On Monday [Sept. 26]at 4:13 p.m. (Arizona time), more than 7 million miles away, NASA’s DART mission, Double Asteroid Redirection Test, successfully slammed into the asteroid Dimorphos, making history as the first step toward a possible future planetary defense strategy (NAU Review, Sept. 28).
For asteroid scientists, their work is just beginning.
By design, the crash occurred when the asteroids were fairly close to Earth.
That allowed telescopes on Earth to get a good look. About 40 of them were pointed at Didymos and Dimorphos, according to NASA and the mission’s managers. So were the Hubble and James Webb space telescopes as was the camera on Lucy, another NASA spacecraft. The LICIACube, a spacecraft about the size of a shoe box built by the Italian Space Agency, trailed DART to take photographs of the impact and the plume of debris. Its trajectory was shifted to the side so that it did not also crash into the asteroid.

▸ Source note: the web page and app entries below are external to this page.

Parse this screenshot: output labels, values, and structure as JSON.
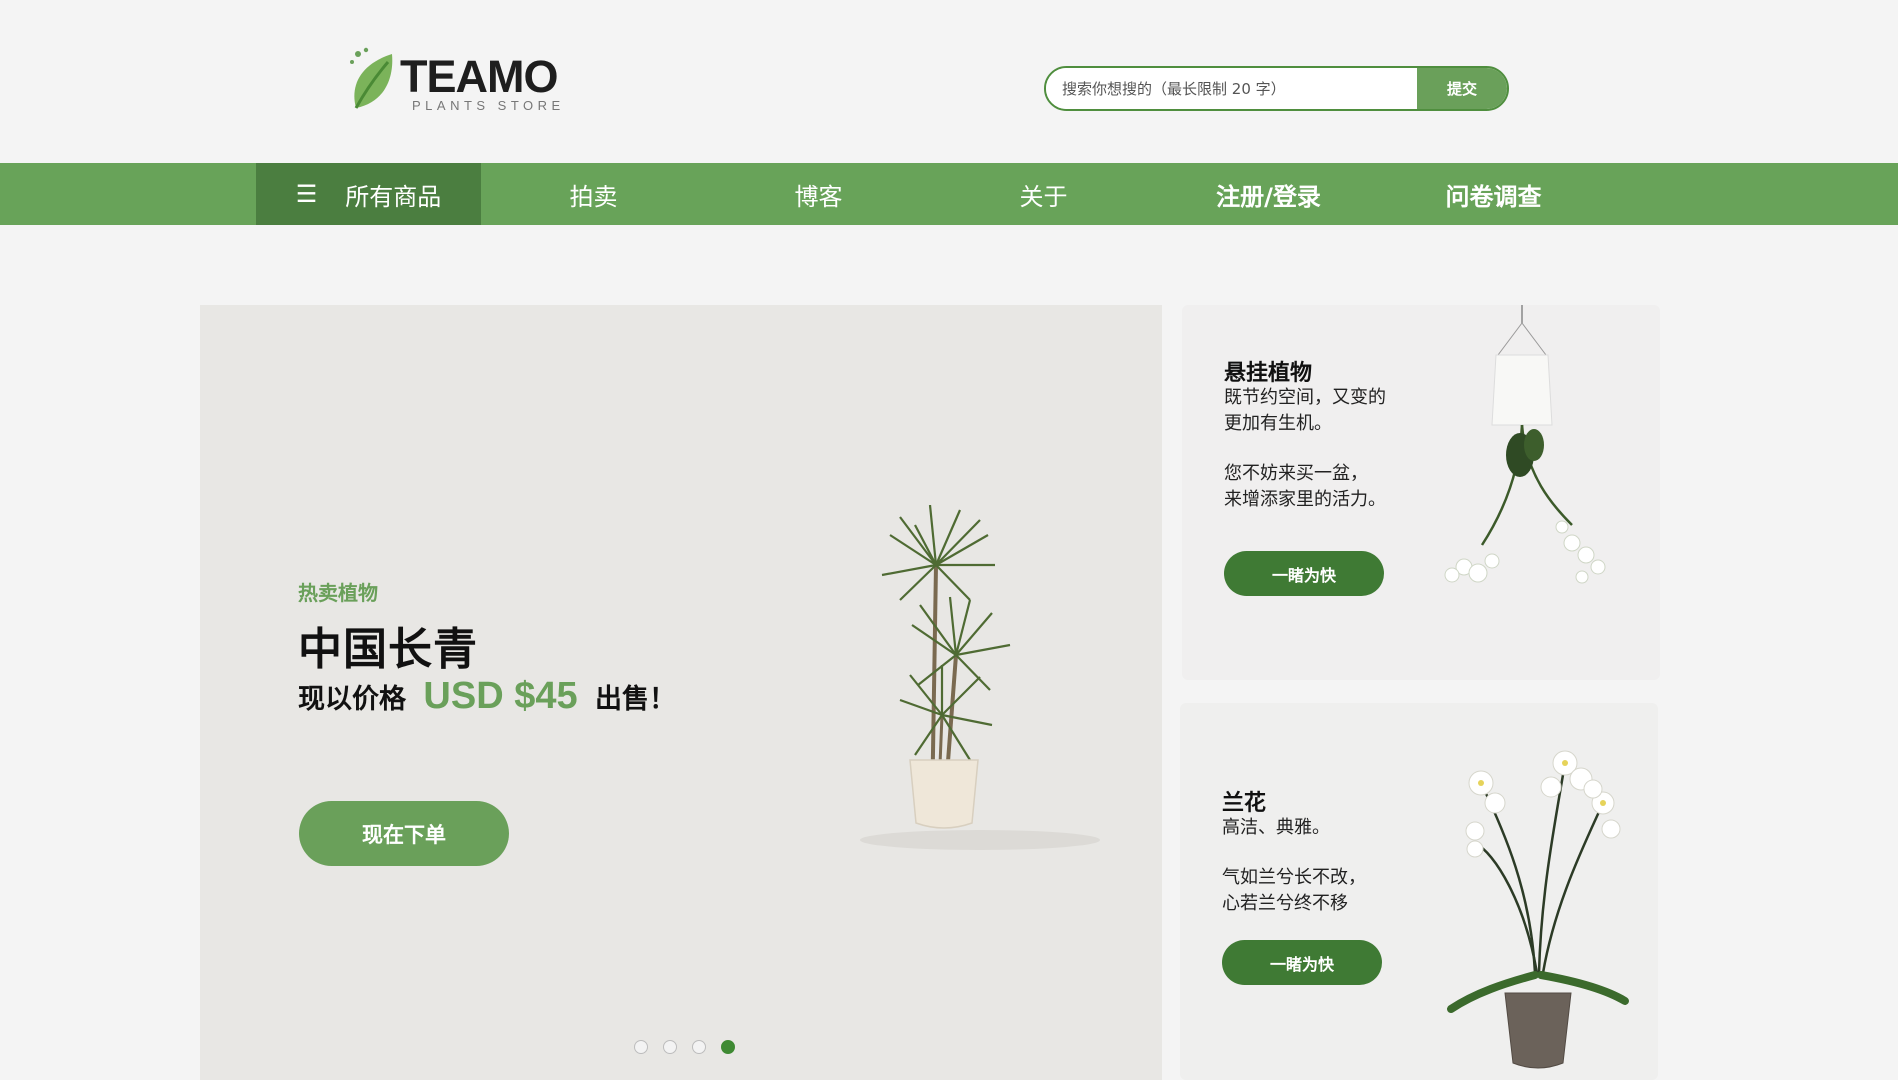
{
  "brand": {
    "name": "TEAMO",
    "tagline": "PLANTS STORE",
    "colors": {
      "primary": "#6aa05a",
      "primary_dark": "#4b7e40",
      "button_dark": "#3f7a34"
    }
  },
  "search": {
    "placeholder": "搜索你想搜的（最长限制 20 字）",
    "value": "",
    "submit_label": "提交"
  },
  "nav": {
    "menu_icon": "☰",
    "items": [
      {
        "label": "所有商品"
      },
      {
        "label": "拍卖"
      },
      {
        "label": "博客"
      },
      {
        "label": "关于"
      },
      {
        "label": "注册/登录"
      },
      {
        "label": "问卷调查"
      }
    ]
  },
  "hero": {
    "eyebrow": "热卖植物",
    "title": "中国长青",
    "price_prefix": "现以价格",
    "price": "USD $45",
    "price_suffix": "出售！",
    "cta_label": "现在下单",
    "carousel": {
      "slides": 4,
      "active_index": 4
    }
  },
  "cards": [
    {
      "title": "悬挂植物",
      "line1": "既节约空间，又变的",
      "line2": "更加有生机。",
      "line3": "您不妨来买一盆，",
      "line4": "来增添家里的活力。",
      "cta_label": "一睹为快",
      "image_icon": "hanging-plant-image"
    },
    {
      "title": "兰花",
      "line1": "高洁、典雅。",
      "line2": "气如兰兮长不改，",
      "line3": "心若兰兮终不移",
      "cta_label": "一睹为快",
      "image_icon": "orchid-image"
    }
  ]
}
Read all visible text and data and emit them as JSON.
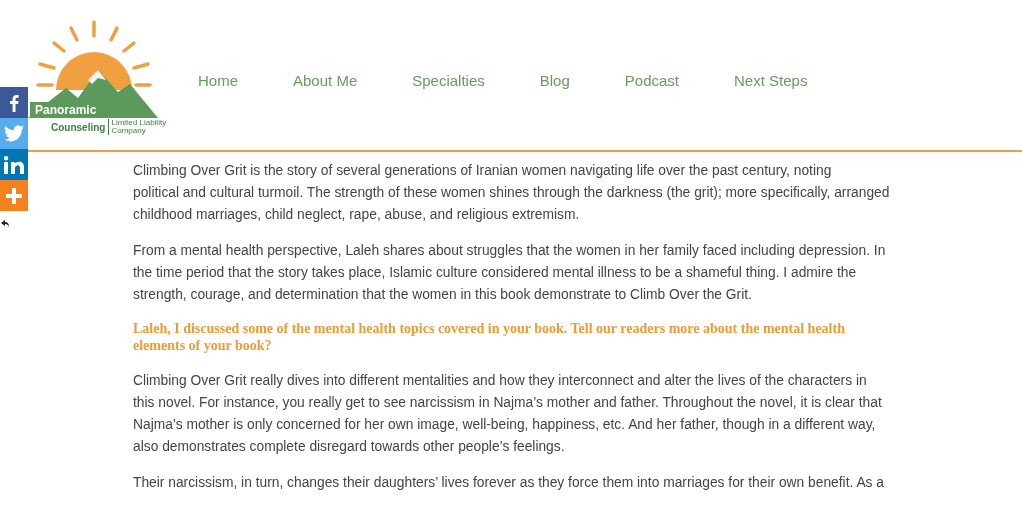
{
  "logo": {
    "name": "Panoramic",
    "subname": "Counseling",
    "tagline": "Limited Liability Company"
  },
  "nav": [
    {
      "label": "Home"
    },
    {
      "label": "About Me"
    },
    {
      "label": "Specialties"
    },
    {
      "label": "Blog"
    },
    {
      "label": "Podcast"
    },
    {
      "label": "Next Steps"
    }
  ],
  "share": [
    {
      "kind": "facebook",
      "color": "#3b5998"
    },
    {
      "kind": "twitter",
      "color": "#55acee"
    },
    {
      "kind": "linkedin",
      "color": "#0077b5"
    },
    {
      "kind": "more",
      "color": "#f48120"
    }
  ],
  "content": [
    {
      "kind": "paragraph",
      "lines": [
        "Climbing Over Grit is the story of several generations of Iranian women navigating life over the past century, noting",
        "political and cultural turmoil. The strength of these women shines through the darkness (the grit); more specifically, arranged",
        "childhood marriages, child neglect, rape, abuse, and religious extremism."
      ]
    },
    {
      "kind": "paragraph",
      "lines": [
        "From a mental health perspective, Laleh shares about struggles that the women in her family faced including depression. In",
        "the time period that the story takes place, Islamic culture considered mental illness to be a shameful thing. I admire the",
        "strength, courage, and determination that the women in this book demonstrate to Climb Over the Grit."
      ]
    },
    {
      "kind": "question",
      "lines": [
        "Laleh, I discussed some of the mental health topics covered in your book. Tell our readers more about the mental health",
        "elements of your book?"
      ]
    },
    {
      "kind": "paragraph",
      "lines": [
        "Climbing Over Grit really dives into different mentalities and how they interconnect and alter the lives of the characters in",
        "this novel. For instance, you really get to see narcissism in Najma’s mother and father. Throughout the novel, it is clear that",
        "Najma’s mother is only concerned for her own image, well-being, happiness, etc. And her father, though in a different way,",
        "also demonstrates complete disregard towards other people’s feelings."
      ]
    },
    {
      "kind": "paragraph",
      "lines": [
        "Their narcissism, in turn, changes their daughters’ lives forever as they force them into marriages for their own benefit. As a"
      ]
    }
  ]
}
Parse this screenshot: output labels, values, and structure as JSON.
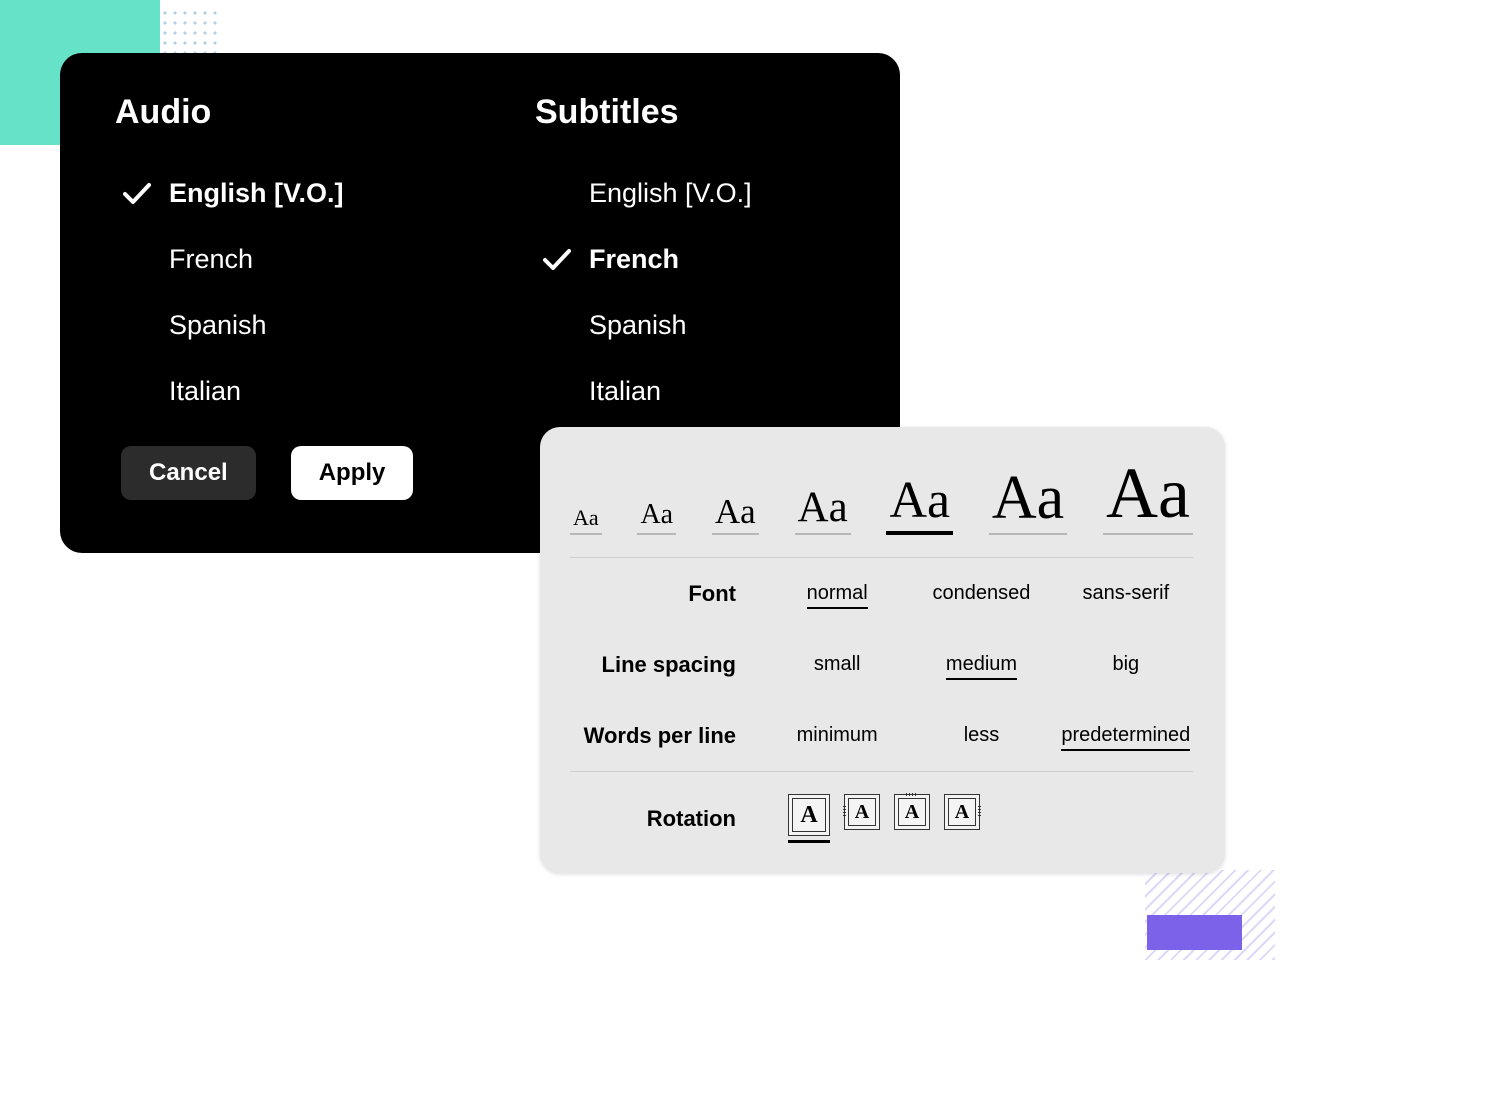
{
  "audio": {
    "heading": "Audio",
    "selected_index": 0,
    "items": [
      {
        "label": "English  [V.O.]"
      },
      {
        "label": "French"
      },
      {
        "label": "Spanish"
      },
      {
        "label": "Italian"
      }
    ]
  },
  "subtitles": {
    "heading": "Subtitles",
    "selected_index": 1,
    "items": [
      {
        "label": "English  [V.O.]"
      },
      {
        "label": "French"
      },
      {
        "label": "Spanish"
      },
      {
        "label": "Italian"
      }
    ]
  },
  "buttons": {
    "cancel": "Cancel",
    "apply": "Apply"
  },
  "textPanel": {
    "sizes": {
      "sample": "Aa",
      "count": 7,
      "selected_index": 4
    },
    "font": {
      "label": "Font",
      "options": [
        "normal",
        "condensed",
        "sans-serif"
      ],
      "selected_index": 0
    },
    "lineSpacing": {
      "label": "Line spacing",
      "options": [
        "small",
        "medium",
        "big"
      ],
      "selected_index": 1
    },
    "wordsPerLine": {
      "label": "Words per line",
      "options": [
        "minimum",
        "less",
        "predetermined"
      ],
      "selected_index": 2
    },
    "rotation": {
      "label": "Rotation",
      "glitch": "A",
      "selected_index": 0
    }
  },
  "colors": {
    "mint": "#66e2c9",
    "purple": "#7c62e8",
    "panel": "#e8e8e8"
  }
}
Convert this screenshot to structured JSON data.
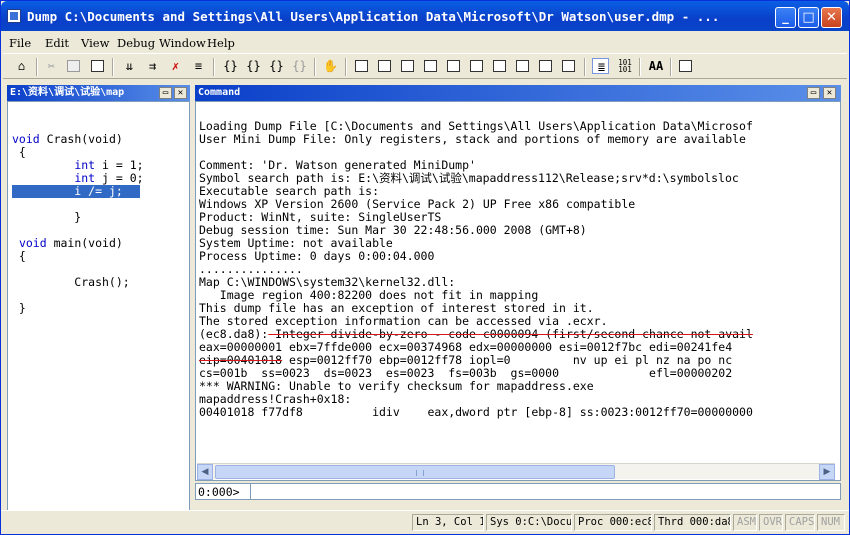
{
  "window": {
    "title": "Dump C:\\Documents and Settings\\All Users\\Application Data\\Microsoft\\Dr Watson\\user.dmp - ...",
    "min_label": "_",
    "max_label": "□",
    "close_label": "✕"
  },
  "menu": [
    "File",
    "Edit",
    "View",
    "Debug",
    "Window",
    "Help"
  ],
  "toolbar": {
    "icons": [
      "open-icon",
      "cut-icon",
      "copy-icon",
      "paste-icon",
      "go-icon",
      "restart-icon",
      "stop-debugging-icon",
      "break-icon",
      "step-into-icon",
      "step-over-icon",
      "step-out-icon",
      "run-to-cursor-icon",
      "hand-icon",
      "command-window-icon",
      "watch-icon",
      "locals-icon",
      "registers-icon",
      "memory-icon",
      "call-stack-icon",
      "disassembly-icon",
      "scratch-pad-icon",
      "source-mode-icon",
      "hex-mode-icon",
      "font-icon",
      "options-icon"
    ],
    "hex_label": "101\n101",
    "font_label": "AA"
  },
  "source": {
    "title": "E:\\资料\\调试\\试验\\map",
    "lines": [
      "",
      "void Crash(void)",
      " {",
      "         int i = 1;",
      "         int j = 0;",
      "         i /= j;",
      "",
      "         }",
      " void main(void)",
      " {",
      "",
      "         Crash();",
      "",
      " }"
    ]
  },
  "command": {
    "title": "Command",
    "lines": [
      "",
      "Loading Dump File [C:\\Documents and Settings\\All Users\\Application Data\\Microsof",
      "User Mini Dump File: Only registers, stack and portions of memory are available",
      "",
      "Comment: 'Dr. Watson generated MiniDump'",
      "Symbol search path is: E:\\资料\\调试\\试验\\mapaddress112\\Release;srv*d:\\symbolsloc",
      "Executable search path is:",
      "Windows XP Version 2600 (Service Pack 2) UP Free x86 compatible",
      "Product: WinNt, suite: SingleUserTS",
      "Debug session time: Sun Mar 30 22:48:56.000 2008 (GMT+8)",
      "System Uptime: not available",
      "Process Uptime: 0 days 0:00:04.000",
      "...............",
      "Map C:\\WINDOWS\\system32\\kernel32.dll:",
      "   Image region 400:82200 does not fit in mapping",
      "This dump file has an exception of interest stored in it.",
      "The stored exception information can be accessed via .ecxr.",
      "(ec8.da8): Integer divide-by-zero - code c0000094 (first/second chance not avail",
      "eax=00000001 ebx=7ffde000 ecx=00374968 edx=00000000 esi=0012f7bc edi=00241fe4",
      "eip=00401018 esp=0012ff70 ebp=0012ff78 iopl=0         nv up ei pl nz na po nc",
      "cs=001b  ss=0023  ds=0023  es=0023  fs=003b  gs=0000             efl=00000202",
      "*** WARNING: Unable to verify checksum for mapaddress.exe",
      "mapaddress!Crash+0x18:",
      "00401018 f77df8          idiv    eax,dword ptr [ebp-8] ss:0023:0012ff70=00000000"
    ],
    "prompt": "0:000>",
    "input_value": ""
  },
  "status": {
    "position": "Ln 3, Col 1",
    "sys": "Sys 0:C:\\Docu",
    "proc": "Proc 000:ec8",
    "thrd": "Thrd 000:da8",
    "asm": "ASM",
    "ovr": "OVR",
    "caps": "CAPS",
    "num": "NUM"
  }
}
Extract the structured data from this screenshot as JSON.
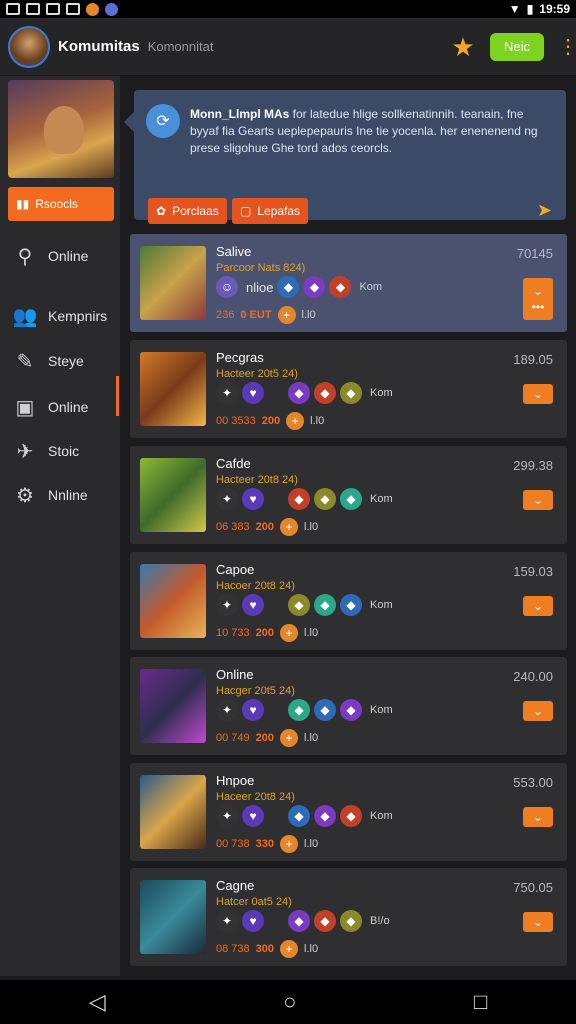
{
  "status": {
    "time": "19:59"
  },
  "header": {
    "title": "Komumitas",
    "subtitle": "Komonnitat",
    "new_label": "Neic"
  },
  "sidebar": {
    "recommend_label": "Rsoocls",
    "items": [
      {
        "label": "Online",
        "icon": "search-icon"
      },
      {
        "label": "Kempnirs",
        "icon": "people-icon"
      },
      {
        "label": "Steye",
        "icon": "pencil-icon"
      },
      {
        "label": "Online",
        "icon": "window-icon"
      },
      {
        "label": "Stoic",
        "icon": "plane-icon"
      },
      {
        "label": "Nnline",
        "icon": "gear-icon"
      }
    ]
  },
  "banner": {
    "bold": "Monn_Llmpl MAs",
    "text": "for latedue hlige sollkenatinnih. teanain, fne byyaf fia Gearts ueplepepauris Ine tie yocenla. her enenenend ng prese sligohue Ghe tord ados ceorcls.",
    "btn1": "Porclaas",
    "btn2": "Lepafas"
  },
  "cards": [
    {
      "title": "Salive",
      "sub": "Parcoor Nats 824)",
      "value": "70145",
      "mid": "nlioe",
      "s1": "236",
      "s2": "0 EUT",
      "s3": "l.l0",
      "tag": "Kom"
    },
    {
      "title": "Pecgras",
      "sub": "Hacteer 20t5 24)",
      "value": "189.05",
      "s1": "00 3533",
      "s2": "200",
      "s3": "l.l0",
      "tag": "Kom"
    },
    {
      "title": "Cafde",
      "sub": "Hacteer 20t8 24)",
      "value": "299.38",
      "s1": "06 383",
      "s2": "200",
      "s3": "l.l0",
      "tag": "Kom"
    },
    {
      "title": "Capoe",
      "sub": "Hacoer 20t8 24)",
      "value": "159.03",
      "s1": "10 733",
      "s2": "200",
      "s3": "l.l0",
      "tag": "Kom"
    },
    {
      "title": "Online",
      "sub": "Hacger 20t5 24)",
      "value": "240.00",
      "s1": "00 749",
      "s2": "200",
      "s3": "l.l0",
      "tag": "Kom"
    },
    {
      "title": "Hnpoe",
      "sub": "Haceer 20t8 24)",
      "value": "553.00",
      "s1": "00 738",
      "s2": "330",
      "s3": "l.l0",
      "tag": "Kom"
    },
    {
      "title": "Cagne",
      "sub": "Hatcer 0at5 24)",
      "value": "750.05",
      "s1": "08 738",
      "s2": "300",
      "s3": "l.l0",
      "tag": "B!/o"
    }
  ],
  "colors": {
    "accent": "#f26b21",
    "new": "#7ed321",
    "banner": "#3b4a66"
  }
}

“There’s the rest of us that are really eagerly anticipating the impacts so that we can take our science and run with it,” said Cristina Thomas, a professor of astronomy and planetary science at Northern Arizona University and lead of the observations working group for the mission. “It’s going to be so great and such an exciting once-in-a-lifetime event that we are throwing everything that we have at it.”
Read the full New York Times, Sept. 26 article here!
“I saw the ground-based images in the minutes after impact, and they were absolutely phenomenal,” said Cristina Thomas, a professor of astronomy and planetary science at Northern Arizona University and the lead of the observations working group for the mission.Observations of the DART spacecraft colliding with Dimorphos, as captured by the Asteroid Terrestrial-Impact Last Alert System.
Read the full New York Times, Sept. 27 article here!
NAU News writes “Cristina Thomas, assistant professor in the Department of Astronomy and Planetary Science and team lead on the DART mission, along with Jason Wilder, vice president for research, were at Mission control in Laurel, Maryland to witness the historic moment unfold.”
Watch Wilder’s video of the moments leading up to the impact below.